Like those other defenders, the deceitful Incredulous Zed kidnaps the one person that Norrin cares for above all else to use as leverage in forcing him to complete the task. Zed then teleports a young Earth woman named Dawn to the Impericon to hold hostage. Left behind while her twin sister Eve travels the world, Dawn’s dreams of a life beyond her sleepy beach town remain unfilled by her job at her family’s bed and breakfast. However, she’s a total stranger to Norrin, who has no idea who she is or why she’s so important to him. So begin their adventures together.

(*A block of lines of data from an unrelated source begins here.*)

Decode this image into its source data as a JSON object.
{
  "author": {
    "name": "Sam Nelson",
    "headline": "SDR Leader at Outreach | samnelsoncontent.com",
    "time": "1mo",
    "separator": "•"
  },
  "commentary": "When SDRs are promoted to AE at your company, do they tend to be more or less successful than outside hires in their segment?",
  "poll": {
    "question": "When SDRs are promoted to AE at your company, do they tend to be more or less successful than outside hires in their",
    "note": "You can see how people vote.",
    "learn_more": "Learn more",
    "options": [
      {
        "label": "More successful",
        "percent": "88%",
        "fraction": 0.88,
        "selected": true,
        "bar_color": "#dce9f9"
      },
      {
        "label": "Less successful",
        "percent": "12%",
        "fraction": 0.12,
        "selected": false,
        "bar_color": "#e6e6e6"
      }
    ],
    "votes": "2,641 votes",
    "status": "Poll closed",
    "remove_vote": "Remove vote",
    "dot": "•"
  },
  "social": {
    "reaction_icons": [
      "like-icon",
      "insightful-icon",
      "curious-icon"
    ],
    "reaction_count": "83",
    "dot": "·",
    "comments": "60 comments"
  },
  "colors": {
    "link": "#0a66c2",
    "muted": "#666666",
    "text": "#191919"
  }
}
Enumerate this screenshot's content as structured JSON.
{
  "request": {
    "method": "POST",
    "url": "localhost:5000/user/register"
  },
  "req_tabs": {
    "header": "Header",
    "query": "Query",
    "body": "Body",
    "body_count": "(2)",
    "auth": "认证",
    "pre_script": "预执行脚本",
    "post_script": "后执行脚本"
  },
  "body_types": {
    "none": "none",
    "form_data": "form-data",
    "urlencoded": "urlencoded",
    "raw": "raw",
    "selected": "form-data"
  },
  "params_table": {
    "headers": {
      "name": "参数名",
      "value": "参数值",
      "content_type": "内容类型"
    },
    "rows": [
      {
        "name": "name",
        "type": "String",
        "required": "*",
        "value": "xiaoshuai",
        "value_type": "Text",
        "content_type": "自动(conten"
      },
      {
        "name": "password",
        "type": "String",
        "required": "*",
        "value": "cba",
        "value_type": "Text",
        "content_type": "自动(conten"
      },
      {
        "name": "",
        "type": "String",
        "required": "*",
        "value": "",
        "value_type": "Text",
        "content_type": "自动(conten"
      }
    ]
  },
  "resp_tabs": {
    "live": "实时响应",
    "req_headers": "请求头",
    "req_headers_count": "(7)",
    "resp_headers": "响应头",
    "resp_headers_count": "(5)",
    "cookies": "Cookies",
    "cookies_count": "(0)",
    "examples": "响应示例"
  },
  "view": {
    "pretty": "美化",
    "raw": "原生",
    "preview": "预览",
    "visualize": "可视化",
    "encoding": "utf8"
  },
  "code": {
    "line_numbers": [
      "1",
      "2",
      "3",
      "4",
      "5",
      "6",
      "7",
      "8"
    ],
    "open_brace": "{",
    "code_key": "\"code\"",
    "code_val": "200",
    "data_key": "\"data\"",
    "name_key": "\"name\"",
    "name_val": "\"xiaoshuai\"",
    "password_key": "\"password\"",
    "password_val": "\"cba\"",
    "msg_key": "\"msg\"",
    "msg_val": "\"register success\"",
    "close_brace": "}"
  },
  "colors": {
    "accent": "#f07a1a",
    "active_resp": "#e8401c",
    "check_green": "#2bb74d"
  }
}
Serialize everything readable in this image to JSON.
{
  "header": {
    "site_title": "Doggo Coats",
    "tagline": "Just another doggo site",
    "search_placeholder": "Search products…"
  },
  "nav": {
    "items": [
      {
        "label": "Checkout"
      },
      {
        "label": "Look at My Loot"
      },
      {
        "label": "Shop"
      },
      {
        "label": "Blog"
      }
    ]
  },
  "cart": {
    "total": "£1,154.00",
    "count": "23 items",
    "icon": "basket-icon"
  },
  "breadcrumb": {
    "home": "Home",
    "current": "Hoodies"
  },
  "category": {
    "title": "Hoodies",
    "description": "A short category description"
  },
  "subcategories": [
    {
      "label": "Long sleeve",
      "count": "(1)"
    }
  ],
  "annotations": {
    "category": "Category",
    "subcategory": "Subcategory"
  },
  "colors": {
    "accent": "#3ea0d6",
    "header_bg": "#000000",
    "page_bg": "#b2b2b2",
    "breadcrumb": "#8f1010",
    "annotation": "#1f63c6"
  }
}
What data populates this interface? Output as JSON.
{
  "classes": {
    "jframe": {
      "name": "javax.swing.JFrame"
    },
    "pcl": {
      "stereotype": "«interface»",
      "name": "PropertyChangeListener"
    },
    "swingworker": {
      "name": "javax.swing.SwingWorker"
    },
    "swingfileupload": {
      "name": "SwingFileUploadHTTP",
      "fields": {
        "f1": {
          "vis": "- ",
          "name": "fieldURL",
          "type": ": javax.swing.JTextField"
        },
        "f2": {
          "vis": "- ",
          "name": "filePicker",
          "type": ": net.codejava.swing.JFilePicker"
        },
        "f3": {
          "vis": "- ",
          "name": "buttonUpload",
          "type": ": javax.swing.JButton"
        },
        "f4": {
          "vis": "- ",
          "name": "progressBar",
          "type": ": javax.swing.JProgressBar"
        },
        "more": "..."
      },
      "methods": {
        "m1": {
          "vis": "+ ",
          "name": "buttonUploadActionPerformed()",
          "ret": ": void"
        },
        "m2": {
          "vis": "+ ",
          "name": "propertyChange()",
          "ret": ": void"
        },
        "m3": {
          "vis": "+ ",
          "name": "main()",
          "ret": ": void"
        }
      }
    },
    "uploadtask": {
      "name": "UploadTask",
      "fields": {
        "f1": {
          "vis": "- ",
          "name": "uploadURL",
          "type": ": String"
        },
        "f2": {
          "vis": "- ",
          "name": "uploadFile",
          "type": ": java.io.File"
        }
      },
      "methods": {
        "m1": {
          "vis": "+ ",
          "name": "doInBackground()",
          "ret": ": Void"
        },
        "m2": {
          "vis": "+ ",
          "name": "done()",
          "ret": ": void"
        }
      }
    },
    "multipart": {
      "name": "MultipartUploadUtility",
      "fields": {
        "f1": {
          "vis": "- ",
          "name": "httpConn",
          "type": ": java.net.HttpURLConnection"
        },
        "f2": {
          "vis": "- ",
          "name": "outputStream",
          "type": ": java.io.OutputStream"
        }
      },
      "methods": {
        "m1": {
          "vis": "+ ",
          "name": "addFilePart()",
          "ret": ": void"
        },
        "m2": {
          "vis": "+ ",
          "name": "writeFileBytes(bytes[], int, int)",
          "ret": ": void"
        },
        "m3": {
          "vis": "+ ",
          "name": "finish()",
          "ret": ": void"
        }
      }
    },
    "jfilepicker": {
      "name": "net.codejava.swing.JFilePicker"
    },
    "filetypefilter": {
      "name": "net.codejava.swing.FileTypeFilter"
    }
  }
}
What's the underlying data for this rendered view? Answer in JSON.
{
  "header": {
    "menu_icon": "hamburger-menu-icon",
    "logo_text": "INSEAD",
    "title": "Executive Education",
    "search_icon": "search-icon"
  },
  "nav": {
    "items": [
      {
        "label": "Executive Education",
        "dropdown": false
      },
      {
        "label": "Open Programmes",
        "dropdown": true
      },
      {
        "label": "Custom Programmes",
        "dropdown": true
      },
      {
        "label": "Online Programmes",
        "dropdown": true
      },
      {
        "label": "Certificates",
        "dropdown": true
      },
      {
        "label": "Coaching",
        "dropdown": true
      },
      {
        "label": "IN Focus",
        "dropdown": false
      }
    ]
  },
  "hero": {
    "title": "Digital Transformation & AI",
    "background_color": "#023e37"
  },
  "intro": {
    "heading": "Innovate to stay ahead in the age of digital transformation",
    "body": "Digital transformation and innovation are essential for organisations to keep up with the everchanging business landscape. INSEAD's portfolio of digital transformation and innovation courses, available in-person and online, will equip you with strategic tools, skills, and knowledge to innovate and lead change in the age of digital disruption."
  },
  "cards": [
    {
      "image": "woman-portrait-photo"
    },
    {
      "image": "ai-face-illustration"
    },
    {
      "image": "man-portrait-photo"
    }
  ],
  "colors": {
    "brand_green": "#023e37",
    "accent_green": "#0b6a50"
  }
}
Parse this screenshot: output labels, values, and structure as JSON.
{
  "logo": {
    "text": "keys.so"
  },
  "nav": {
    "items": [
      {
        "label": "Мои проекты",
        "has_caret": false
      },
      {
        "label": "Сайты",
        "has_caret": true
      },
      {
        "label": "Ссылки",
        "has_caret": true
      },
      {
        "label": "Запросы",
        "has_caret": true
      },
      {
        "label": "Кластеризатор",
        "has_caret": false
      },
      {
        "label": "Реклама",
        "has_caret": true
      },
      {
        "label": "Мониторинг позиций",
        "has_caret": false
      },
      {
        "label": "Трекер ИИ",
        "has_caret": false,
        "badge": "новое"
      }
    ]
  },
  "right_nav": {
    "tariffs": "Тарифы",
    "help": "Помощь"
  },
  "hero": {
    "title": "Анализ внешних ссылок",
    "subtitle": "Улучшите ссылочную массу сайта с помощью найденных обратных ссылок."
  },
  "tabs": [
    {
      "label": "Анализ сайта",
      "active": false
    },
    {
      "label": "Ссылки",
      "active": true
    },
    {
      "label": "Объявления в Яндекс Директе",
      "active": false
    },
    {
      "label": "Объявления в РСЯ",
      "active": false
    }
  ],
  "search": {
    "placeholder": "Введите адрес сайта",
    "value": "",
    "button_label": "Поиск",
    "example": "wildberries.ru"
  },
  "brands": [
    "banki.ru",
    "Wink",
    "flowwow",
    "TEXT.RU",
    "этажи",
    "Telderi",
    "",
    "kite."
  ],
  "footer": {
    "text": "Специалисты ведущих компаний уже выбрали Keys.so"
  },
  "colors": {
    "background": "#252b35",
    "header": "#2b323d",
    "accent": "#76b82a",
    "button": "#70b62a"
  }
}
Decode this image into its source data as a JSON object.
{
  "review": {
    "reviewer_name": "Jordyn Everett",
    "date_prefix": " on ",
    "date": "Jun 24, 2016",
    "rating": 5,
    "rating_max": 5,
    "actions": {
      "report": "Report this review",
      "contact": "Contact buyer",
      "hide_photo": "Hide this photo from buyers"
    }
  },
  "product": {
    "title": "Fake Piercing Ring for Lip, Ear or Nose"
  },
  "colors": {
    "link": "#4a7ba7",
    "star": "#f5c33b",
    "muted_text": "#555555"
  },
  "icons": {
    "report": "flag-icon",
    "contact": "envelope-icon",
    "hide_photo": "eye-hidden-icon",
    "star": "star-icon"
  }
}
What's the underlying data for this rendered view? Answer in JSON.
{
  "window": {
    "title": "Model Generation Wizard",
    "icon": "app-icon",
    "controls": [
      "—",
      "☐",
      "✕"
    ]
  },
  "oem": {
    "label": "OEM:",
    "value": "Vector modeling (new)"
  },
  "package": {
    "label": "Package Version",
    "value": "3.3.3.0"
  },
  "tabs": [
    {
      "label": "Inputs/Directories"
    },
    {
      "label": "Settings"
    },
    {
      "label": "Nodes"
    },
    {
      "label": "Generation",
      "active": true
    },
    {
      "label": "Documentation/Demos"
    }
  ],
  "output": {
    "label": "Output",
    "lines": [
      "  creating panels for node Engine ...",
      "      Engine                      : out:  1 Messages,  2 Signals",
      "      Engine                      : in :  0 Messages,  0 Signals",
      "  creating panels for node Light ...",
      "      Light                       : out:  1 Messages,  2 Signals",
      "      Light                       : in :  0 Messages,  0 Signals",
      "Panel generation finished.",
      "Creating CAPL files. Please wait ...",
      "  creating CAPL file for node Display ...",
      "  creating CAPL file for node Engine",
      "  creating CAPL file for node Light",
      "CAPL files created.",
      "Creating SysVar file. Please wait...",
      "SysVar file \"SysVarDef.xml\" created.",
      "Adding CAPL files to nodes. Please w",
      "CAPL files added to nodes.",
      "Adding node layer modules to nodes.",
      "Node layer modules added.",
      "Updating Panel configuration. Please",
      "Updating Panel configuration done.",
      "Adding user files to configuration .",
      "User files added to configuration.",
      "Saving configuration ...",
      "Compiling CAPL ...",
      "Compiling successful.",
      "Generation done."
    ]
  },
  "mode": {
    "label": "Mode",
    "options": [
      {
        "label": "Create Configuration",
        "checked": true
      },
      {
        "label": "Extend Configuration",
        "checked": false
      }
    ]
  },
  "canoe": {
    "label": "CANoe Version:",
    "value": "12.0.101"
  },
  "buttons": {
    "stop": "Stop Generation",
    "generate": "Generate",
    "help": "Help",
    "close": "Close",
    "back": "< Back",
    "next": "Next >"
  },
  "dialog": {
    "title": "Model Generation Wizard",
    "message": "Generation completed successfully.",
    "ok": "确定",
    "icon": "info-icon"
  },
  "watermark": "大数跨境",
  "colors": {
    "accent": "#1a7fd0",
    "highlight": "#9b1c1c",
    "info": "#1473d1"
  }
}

As promised, Slott and the Allreds deliver a lighthearted comic adventure abounding with quippy dialogue and kaleidoscopic settings. Their collaboration establishes the perfect tone for this lighter, brighter Silver Surfer, taking Norrin’s search for redemption into far more hopeful territory. This may alienate some readers, but the choice to makes sense given the direction that Marvel has been trending toward with its secondary character titles. The imagery is fun and inviting, even if Michael Allred’s style tends to flatten the space a bit too much for my liking. There’s some missed opportunities to really explore the size and scope of space, which is such a critical component of this series and its aesthetics, with some pages coming off as cluttered. Even for it, Silver Surfer #1 is a cool read with a promising future ahead of it.
Magen Cubed – http://www.eonism.net